• [PROBLEM DETAILS] Within the listing below, locate all lines containing the word "四川永祥新能源有限公司". Copy each one.

• [DATA PROVIDED]
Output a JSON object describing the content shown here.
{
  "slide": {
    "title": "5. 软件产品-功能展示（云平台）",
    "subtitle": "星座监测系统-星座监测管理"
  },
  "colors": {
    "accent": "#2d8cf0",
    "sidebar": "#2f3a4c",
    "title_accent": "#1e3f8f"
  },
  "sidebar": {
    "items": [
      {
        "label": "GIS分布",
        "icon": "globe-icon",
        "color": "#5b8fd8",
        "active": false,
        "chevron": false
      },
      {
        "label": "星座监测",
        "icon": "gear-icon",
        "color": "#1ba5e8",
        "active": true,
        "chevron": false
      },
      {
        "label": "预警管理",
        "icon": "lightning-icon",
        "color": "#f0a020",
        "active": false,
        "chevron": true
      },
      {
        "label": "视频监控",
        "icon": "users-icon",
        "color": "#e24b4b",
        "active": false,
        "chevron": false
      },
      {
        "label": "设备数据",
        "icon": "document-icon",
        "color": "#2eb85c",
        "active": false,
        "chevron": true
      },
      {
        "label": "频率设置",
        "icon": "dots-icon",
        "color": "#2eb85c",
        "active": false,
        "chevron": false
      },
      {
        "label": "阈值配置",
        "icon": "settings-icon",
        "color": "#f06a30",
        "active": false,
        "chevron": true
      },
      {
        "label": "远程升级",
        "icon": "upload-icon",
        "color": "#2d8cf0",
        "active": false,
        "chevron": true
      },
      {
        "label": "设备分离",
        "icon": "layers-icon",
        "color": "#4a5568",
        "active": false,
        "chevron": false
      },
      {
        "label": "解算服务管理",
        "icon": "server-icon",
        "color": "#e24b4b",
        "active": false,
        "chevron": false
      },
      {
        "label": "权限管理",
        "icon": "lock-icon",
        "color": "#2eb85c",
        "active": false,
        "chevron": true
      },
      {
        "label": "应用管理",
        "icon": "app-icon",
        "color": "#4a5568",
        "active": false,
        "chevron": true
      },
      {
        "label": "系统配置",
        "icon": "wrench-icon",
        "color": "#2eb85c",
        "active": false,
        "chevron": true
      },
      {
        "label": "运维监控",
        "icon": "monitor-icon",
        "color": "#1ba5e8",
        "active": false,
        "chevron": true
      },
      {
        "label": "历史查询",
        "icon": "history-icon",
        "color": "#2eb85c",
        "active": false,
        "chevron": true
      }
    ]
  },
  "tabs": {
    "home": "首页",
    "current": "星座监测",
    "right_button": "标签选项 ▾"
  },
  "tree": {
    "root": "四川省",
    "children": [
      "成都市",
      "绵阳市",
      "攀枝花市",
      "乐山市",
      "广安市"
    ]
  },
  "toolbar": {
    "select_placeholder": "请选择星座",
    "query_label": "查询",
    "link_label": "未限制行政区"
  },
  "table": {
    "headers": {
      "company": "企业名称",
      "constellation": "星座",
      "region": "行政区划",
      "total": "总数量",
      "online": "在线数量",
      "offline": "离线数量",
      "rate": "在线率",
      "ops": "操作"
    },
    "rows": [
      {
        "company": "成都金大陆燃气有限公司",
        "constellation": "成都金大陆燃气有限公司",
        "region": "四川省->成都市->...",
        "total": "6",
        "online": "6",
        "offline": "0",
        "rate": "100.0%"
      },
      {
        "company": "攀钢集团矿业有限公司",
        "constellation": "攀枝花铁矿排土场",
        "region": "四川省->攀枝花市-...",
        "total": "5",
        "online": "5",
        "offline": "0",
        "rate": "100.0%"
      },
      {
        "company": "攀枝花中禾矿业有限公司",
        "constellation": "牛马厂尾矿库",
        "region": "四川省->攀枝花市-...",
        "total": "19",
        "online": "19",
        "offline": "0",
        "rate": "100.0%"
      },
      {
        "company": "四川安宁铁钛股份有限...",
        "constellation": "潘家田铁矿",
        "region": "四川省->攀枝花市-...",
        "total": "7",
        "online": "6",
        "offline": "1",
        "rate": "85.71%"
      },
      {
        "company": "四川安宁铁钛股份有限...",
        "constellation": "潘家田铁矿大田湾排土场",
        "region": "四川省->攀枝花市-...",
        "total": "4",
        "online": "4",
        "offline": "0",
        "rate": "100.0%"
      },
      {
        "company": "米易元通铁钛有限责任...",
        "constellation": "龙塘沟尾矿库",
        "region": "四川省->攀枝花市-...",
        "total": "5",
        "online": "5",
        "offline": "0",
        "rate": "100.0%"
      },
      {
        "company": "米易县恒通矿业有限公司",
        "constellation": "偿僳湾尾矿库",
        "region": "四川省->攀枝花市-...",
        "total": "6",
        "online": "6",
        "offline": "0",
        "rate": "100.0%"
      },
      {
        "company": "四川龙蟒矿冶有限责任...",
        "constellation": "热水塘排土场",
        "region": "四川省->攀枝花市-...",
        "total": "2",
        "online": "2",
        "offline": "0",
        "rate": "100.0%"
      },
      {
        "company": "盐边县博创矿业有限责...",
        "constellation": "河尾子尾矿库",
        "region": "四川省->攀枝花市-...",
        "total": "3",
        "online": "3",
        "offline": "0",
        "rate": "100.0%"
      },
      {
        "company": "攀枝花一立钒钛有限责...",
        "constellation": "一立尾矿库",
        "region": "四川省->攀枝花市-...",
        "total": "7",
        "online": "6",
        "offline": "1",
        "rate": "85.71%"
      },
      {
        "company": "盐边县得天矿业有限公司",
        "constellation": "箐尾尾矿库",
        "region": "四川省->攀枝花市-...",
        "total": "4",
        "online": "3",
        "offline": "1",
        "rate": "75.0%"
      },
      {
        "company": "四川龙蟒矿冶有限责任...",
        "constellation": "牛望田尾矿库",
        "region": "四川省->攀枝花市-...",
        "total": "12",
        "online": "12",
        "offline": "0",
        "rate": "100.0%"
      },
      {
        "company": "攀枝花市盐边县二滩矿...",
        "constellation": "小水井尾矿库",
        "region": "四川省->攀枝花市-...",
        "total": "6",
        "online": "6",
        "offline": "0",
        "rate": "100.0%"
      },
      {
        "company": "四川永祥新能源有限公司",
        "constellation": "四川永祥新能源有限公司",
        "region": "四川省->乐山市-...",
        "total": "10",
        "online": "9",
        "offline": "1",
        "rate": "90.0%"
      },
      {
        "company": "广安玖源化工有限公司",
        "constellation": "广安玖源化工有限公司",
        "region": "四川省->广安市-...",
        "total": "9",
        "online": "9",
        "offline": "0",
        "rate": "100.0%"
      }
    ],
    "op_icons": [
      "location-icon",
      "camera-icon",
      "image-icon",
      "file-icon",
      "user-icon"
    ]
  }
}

• [TASK OUTPUT]
        "company": "四川永祥新能源有限公司",
        "constellation": "四川永祥新能源有限公司",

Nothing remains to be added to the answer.